If Jesus Christ died to SAVE, that not only means my sins are forgiven; it also means that sins committed against me are forgiven and have no real power over me.

If Jesus Christ is the Giver of Life, that means nothing deadly on this passing earth can take eternal life out of me.

And if He cares for me as He says He does, that means the past three years of tears will be redeemed because He weeps with me, then offers life to me.

I can sink or swim. I happen to believe that we were not meant to go down in the storm, we were meant to ride the waves.

It sounds cliche`. The honest truth is that riding waves often looks like swimming in tears.

Let the tears roll. They will purify your soul and cleanse you from pain so you can be washed in life. Let them roll for three years, if need be.

Jesus weeps with you but He doesn’t merely commiserate with you; in the end, He liberates you.

I want to walk with you, not ahead of you or behind you, but beside you. I want us to be community and that means sharing the good, bad, and ugly for each other and with each other.

We are human and life is real.

But God is also God and He is eternally alive. He is Victor over all, through all, and in all. Allow Him to walk with you, then lead you.

Beauty for ashes may not mean your circumstance becomes beautiful, but it does mean your soul will merge into beauty in ways you’ve never known before.

Your pain has led you to glory because even though pain speaks, it cannot have the final say.

Friends, don’t be afraid of the thing you don’t know how to survive. Just make one good choice after another even when you don’t know which is the best one. Trust God to make up for your mistakes as you do the best you know and ask Him to lead you. I promise, He will.

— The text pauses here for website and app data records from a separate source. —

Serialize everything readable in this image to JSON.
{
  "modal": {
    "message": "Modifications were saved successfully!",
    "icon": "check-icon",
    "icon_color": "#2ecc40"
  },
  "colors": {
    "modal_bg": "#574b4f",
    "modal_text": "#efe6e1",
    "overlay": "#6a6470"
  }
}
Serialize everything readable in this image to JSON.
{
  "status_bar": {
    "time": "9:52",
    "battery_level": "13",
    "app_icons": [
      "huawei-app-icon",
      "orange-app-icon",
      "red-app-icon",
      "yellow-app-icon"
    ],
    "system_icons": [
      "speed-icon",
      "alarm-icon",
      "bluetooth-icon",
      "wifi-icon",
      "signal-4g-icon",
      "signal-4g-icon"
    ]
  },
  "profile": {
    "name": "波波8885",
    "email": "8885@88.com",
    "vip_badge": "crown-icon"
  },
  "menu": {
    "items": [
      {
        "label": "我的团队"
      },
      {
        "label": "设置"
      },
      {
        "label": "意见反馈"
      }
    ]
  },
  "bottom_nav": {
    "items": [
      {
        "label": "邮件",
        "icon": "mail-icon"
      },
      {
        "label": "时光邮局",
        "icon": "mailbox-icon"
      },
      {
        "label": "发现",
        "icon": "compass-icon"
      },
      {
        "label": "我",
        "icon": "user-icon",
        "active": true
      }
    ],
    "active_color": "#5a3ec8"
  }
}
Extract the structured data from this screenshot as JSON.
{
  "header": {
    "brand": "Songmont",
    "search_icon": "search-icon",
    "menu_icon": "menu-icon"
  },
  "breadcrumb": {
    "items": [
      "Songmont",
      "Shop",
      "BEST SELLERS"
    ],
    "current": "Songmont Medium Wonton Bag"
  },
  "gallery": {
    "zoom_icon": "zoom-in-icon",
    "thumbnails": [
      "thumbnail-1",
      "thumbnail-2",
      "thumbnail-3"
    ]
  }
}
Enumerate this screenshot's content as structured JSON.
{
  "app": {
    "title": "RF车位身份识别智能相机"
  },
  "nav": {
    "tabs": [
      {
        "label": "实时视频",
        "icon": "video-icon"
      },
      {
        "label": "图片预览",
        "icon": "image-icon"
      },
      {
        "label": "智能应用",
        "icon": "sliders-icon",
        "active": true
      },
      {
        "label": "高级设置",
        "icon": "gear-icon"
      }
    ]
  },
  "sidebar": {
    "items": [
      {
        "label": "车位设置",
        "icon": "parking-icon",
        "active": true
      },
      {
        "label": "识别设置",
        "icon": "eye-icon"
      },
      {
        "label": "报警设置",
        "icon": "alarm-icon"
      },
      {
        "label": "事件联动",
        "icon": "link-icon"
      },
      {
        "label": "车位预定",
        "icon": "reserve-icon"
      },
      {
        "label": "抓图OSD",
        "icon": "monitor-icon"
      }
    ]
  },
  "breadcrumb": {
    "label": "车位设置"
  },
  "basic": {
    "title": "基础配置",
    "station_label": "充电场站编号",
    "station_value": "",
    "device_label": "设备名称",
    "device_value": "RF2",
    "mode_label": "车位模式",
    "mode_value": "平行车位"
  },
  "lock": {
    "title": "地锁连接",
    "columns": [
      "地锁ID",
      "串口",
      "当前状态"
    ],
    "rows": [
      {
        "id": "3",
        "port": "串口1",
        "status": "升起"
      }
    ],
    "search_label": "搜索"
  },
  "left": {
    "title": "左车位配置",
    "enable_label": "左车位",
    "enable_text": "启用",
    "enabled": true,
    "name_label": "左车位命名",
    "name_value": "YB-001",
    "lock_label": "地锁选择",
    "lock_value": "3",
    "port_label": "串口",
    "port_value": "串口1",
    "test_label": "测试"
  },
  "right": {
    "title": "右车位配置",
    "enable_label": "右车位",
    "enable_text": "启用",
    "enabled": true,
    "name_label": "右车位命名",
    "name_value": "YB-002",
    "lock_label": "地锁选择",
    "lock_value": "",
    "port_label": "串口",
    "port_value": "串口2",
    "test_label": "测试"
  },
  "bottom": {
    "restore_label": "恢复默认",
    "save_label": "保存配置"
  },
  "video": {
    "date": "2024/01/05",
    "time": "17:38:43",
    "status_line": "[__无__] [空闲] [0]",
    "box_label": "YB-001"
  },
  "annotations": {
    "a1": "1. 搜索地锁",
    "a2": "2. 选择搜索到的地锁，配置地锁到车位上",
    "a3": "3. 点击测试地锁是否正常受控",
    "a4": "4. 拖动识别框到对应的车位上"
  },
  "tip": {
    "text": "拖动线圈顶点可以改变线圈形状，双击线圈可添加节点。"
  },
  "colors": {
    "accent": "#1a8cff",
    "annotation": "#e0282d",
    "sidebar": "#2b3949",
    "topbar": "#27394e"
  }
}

My heart is healing from the inside out. I trust yours will, too. And in the process, I am here for you.

All is grace.

Love, Sara